Dinner that evening was had at Meze by Lemon Tree, an incredible Meze bar, whose banana-honey-nuts pudding is simply indescribable. It’s located in Beyoglu very close to our hotel on Mesrutiyet Street. That whole area is the place to head after dark and you’ll find plenty of cool cocktail bars to keep you entertained. One such bar is called 360 and has a cool roof terrace with (you guessed it) 360° views over Istanbul. I had heard about Istanbul’s legendary rooftop bars and restaurants and you’ll need to do your homework to find them. Or, as we did on our final morning, head upto the top of the Galata Tower and spot them from above while enjoying the 98m-high view over the city. (Beware that there’s always a long queue for the tower so try to get there early before the crowds). What affords Istanbul such good views at every turn is the landscape, that naturally rises out of the river to form hills and therefore picturesque views over the water and beyond to other islands. It makes London’s views over the Thames River (highly prized by Londoners and one of my favourite parts about living in my borough) pale in comparison!
And so with one afternoon left to explore Istanbul, we went to Topkapi Palace, a former Ottoman palace occupied from 1465 until 1853. Definitely visit the harem as well, where upto 1,000 concubines/girls lived in waiting for the Emperor. Not only is it a fascinating story of how they lived in a harem, but their living quarters are covered head to foot in the Iznik tiles that Turkey is so famous for (and which I utterly fell for!). It’s a beautiful palace but take your patience with you as there were queues for almost everything.
Two other things I’ve been told are unmissable are the Grand Bazaar and the Spice Bazaar. Both were closed during our weekend in Istanbul. Instead we headed to the Pierre Loti Hotel roof terrace to write our postcards and rest our weary feet after an intensive couple of days.
Later that evening we headed to the extremely luxurious and romantic Ciragan Palace, a former royal Ottoman Palace, to dine in their riverside Tugra restaurant.
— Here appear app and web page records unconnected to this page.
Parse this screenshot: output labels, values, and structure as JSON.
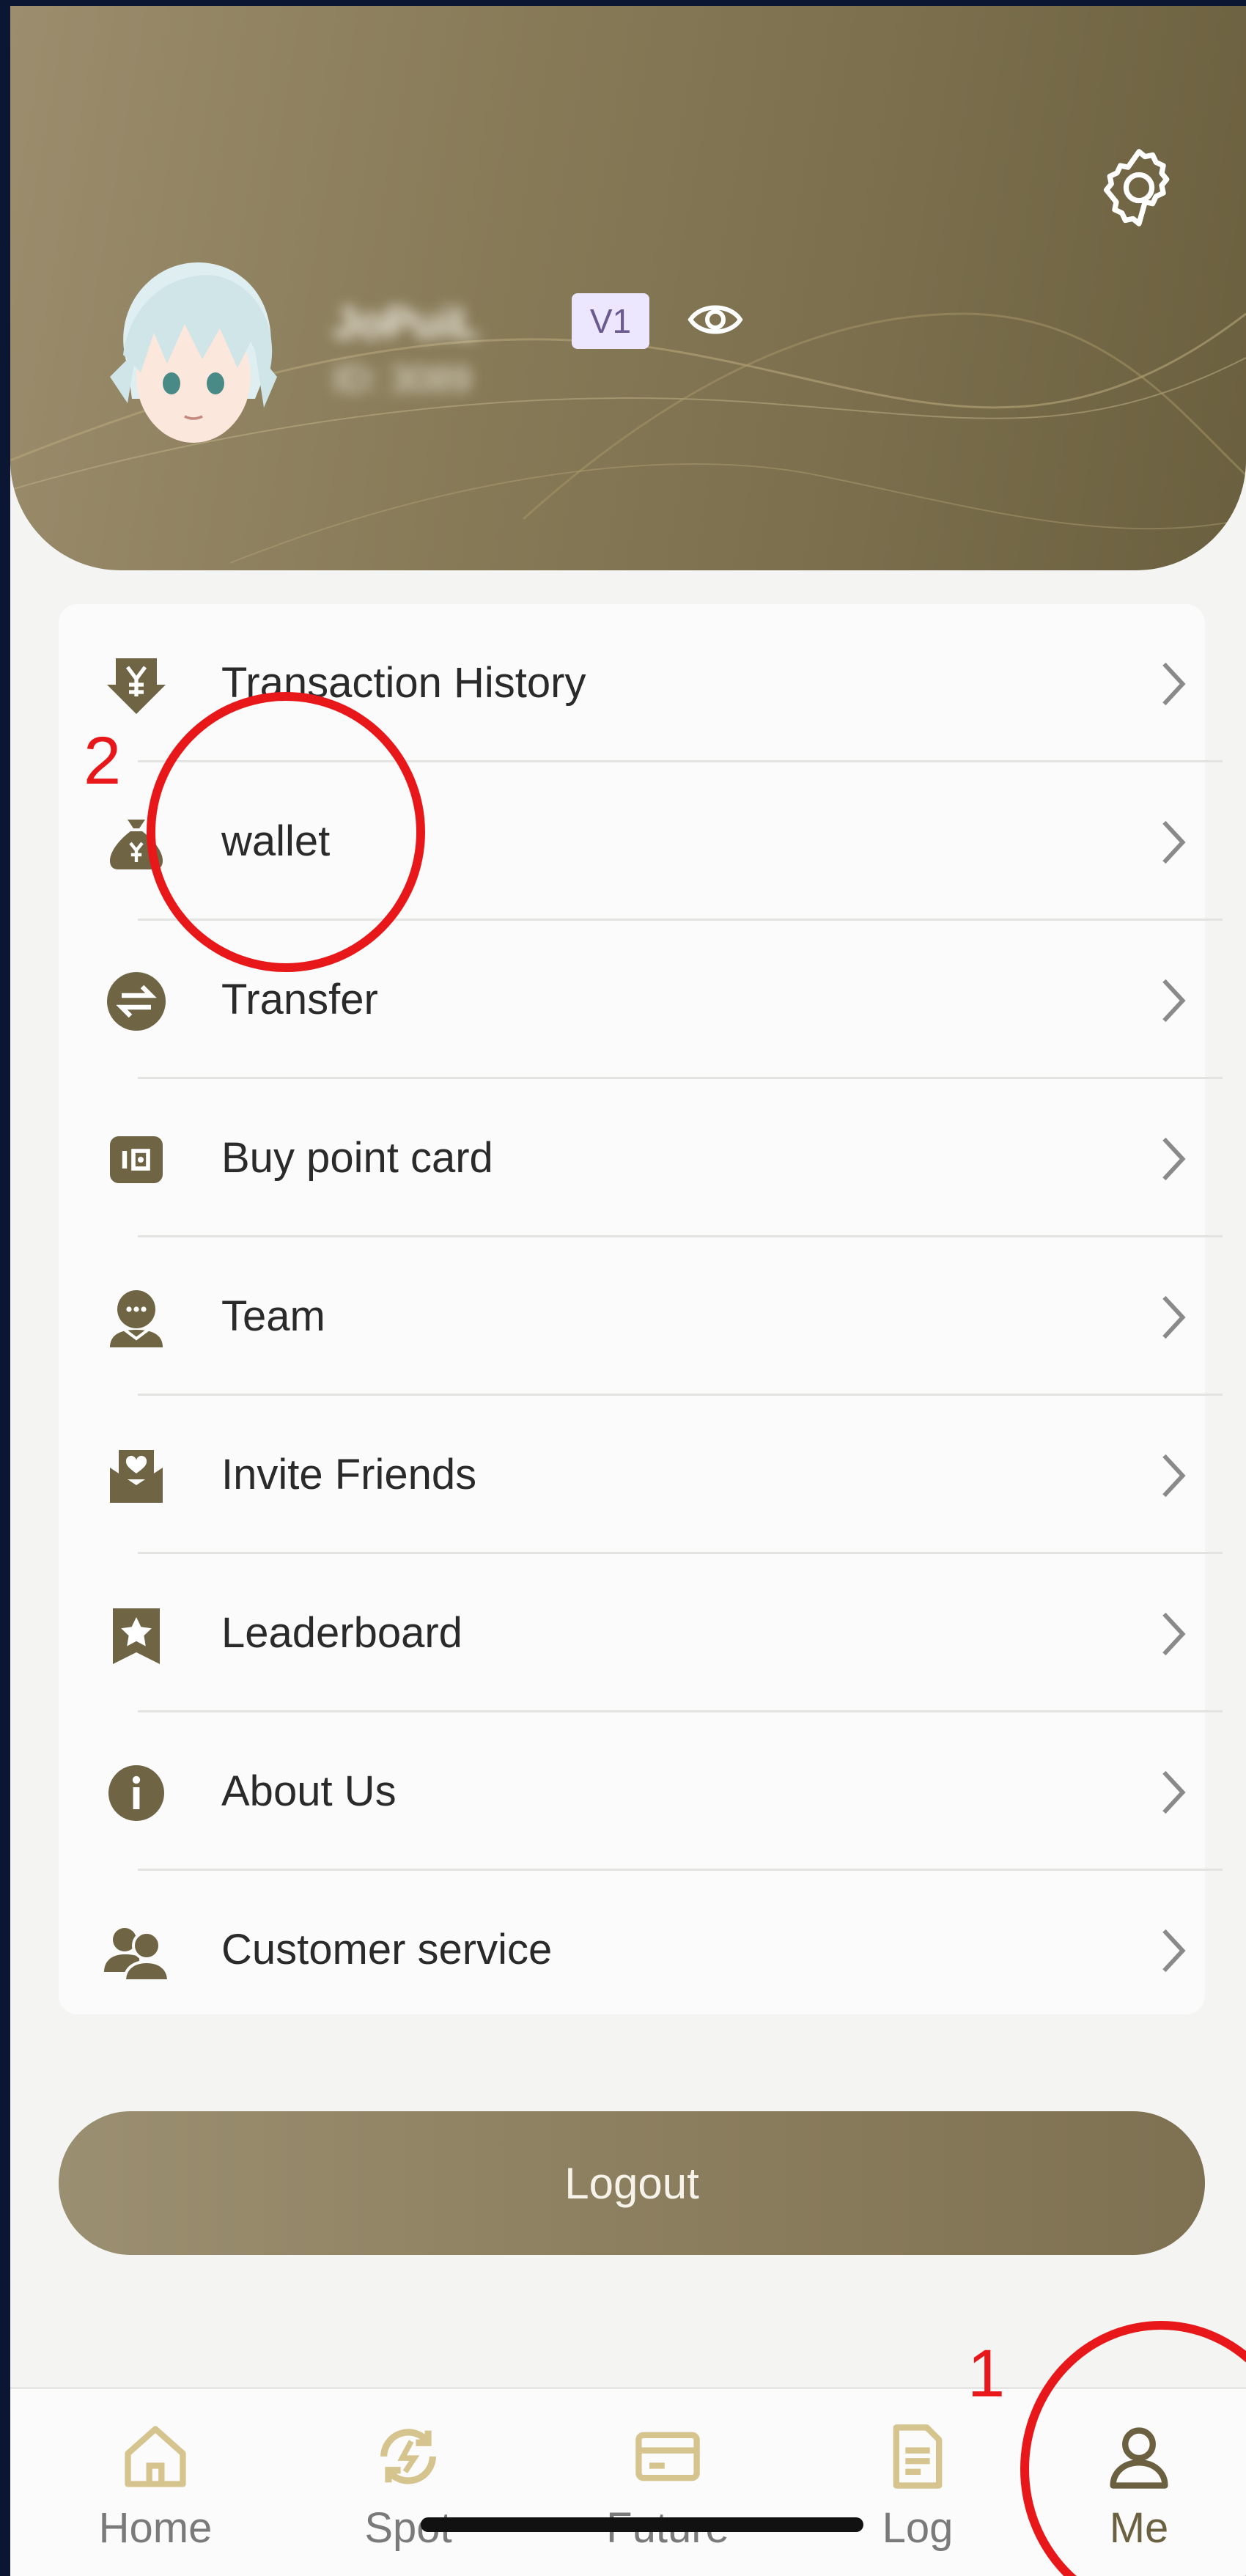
{
  "profile": {
    "username": "JoPuiL",
    "user_id": "ID: 3089",
    "vip_level": "V1"
  },
  "menu": {
    "items": [
      {
        "label": "Transaction History",
        "icon": "yen-download-icon"
      },
      {
        "label": "wallet",
        "icon": "money-bag-icon"
      },
      {
        "label": "Transfer",
        "icon": "transfer-arrows-icon"
      },
      {
        "label": "Buy point card",
        "icon": "card-icon"
      },
      {
        "label": "Team",
        "icon": "team-chat-icon"
      },
      {
        "label": "Invite Friends",
        "icon": "invite-envelope-icon"
      },
      {
        "label": "Leaderboard",
        "icon": "star-badge-icon"
      },
      {
        "label": "About Us",
        "icon": "info-icon"
      },
      {
        "label": "Customer service",
        "icon": "customer-service-icon"
      }
    ]
  },
  "logout_label": "Logout",
  "tabbar": {
    "tabs": [
      {
        "label": "Home",
        "icon": "home-icon"
      },
      {
        "label": "Spot",
        "icon": "spot-cycle-icon"
      },
      {
        "label": "Future",
        "icon": "future-card-icon"
      },
      {
        "label": "Log",
        "icon": "log-document-icon"
      },
      {
        "label": "Me",
        "icon": "user-icon",
        "active": true
      }
    ]
  },
  "annotations": {
    "first": "1",
    "second": "2"
  },
  "colors": {
    "accent_gold": "#7e7152",
    "icon_gold": "#6f6444",
    "tab_icon_gold": "#d6c48f",
    "annotation_red": "#e8181a"
  }
}
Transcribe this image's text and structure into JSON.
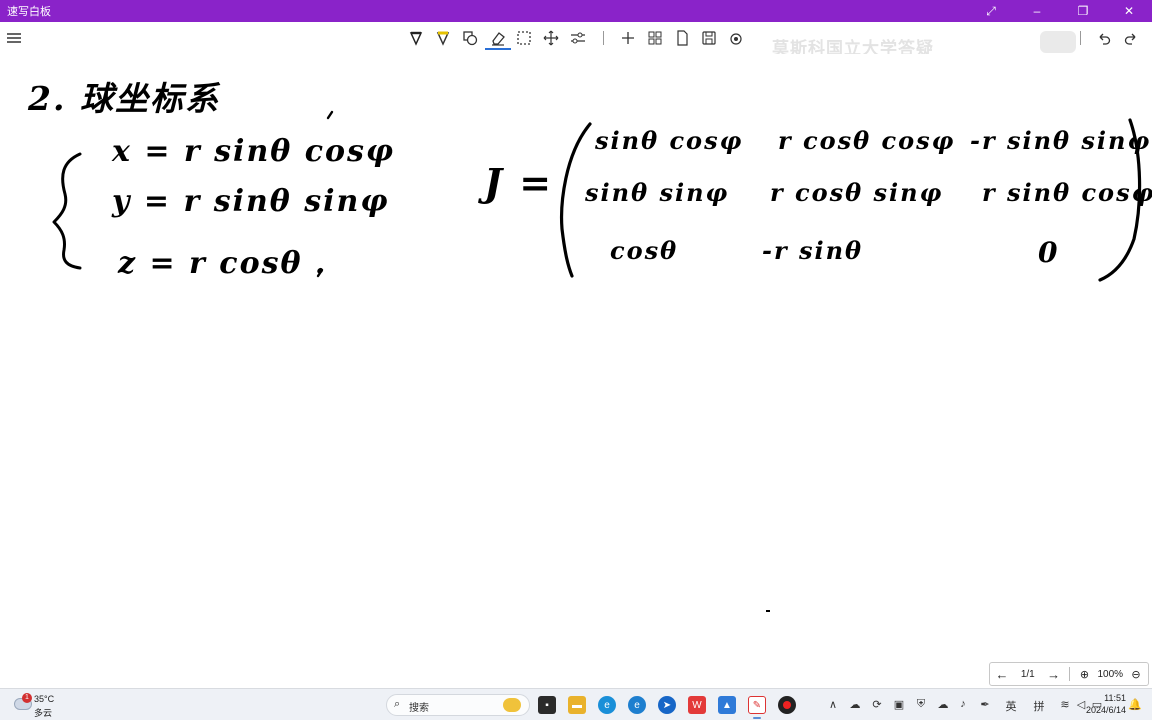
{
  "window": {
    "title": "速写白板"
  },
  "watermark": {
    "text": "莫斯科国立大学答疑"
  },
  "toolbar": {
    "accent_color": "#2a6fd6",
    "titlebar_color": "#8a23c9"
  },
  "ink": {
    "heading": "2. 球坐标系",
    "equations": [
      "x = r sinθ cosφ",
      "y = r sinθ sinφ",
      "z = r cosθ ."
    ],
    "jacobian_label": "J =",
    "matrix": [
      [
        "sinθ cosφ",
        "r cosθ cosφ",
        "-r sinθ sinφ"
      ],
      [
        "sinθ sinφ",
        "r cosθ sinφ",
        "r sinθ cosφ"
      ],
      [
        "cosθ",
        "-r sinθ",
        "0"
      ]
    ]
  },
  "pagenav": {
    "prev": "←",
    "page": "1/1",
    "next": "→",
    "zoom": "100%"
  },
  "taskbar": {
    "weather_temp": "35°C",
    "weather_cond": "多云",
    "weather_badge": "1",
    "search_placeholder": "搜索",
    "ime_lang": "英",
    "ime_mode": "拼",
    "time": "11:51",
    "date": "2024/6/14"
  }
}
My overactive imagination teleported me to bygone age of royal opulence and I felt like a queen – it was unbelievable. If you go then do dress up as it’s where you’ll find the crème de la crème of Istanbul. The Bosphorus was my very favourite bit of Istanbul, and if I return then it’s where I’ll spend most of my time.
The one major disappointment of Istanbul for me is how the city’s seething mass of tourists has clearly become uncontrollable. The tourist board need to manage their inbound tourists better, as an experience can easily be marred by a disproportionally large queue or a feeling of being herded along in a squashed crowd. Did anyone else find Istanbul to be too full? I’m not moaning about the locals in the slightest, but I really felt frustrated by the hoards of tourists and their millions of cameras. Yes I do also like to take photos, but I appreciate that plenty of memories can be made without technology too.
And that in a nutshell was our 3-day trip to Istanbul. I don’t think we took enough time to relax and explore the city at a leisurely pace, but I found the history of the city fascinating so I was keen to soak everything up.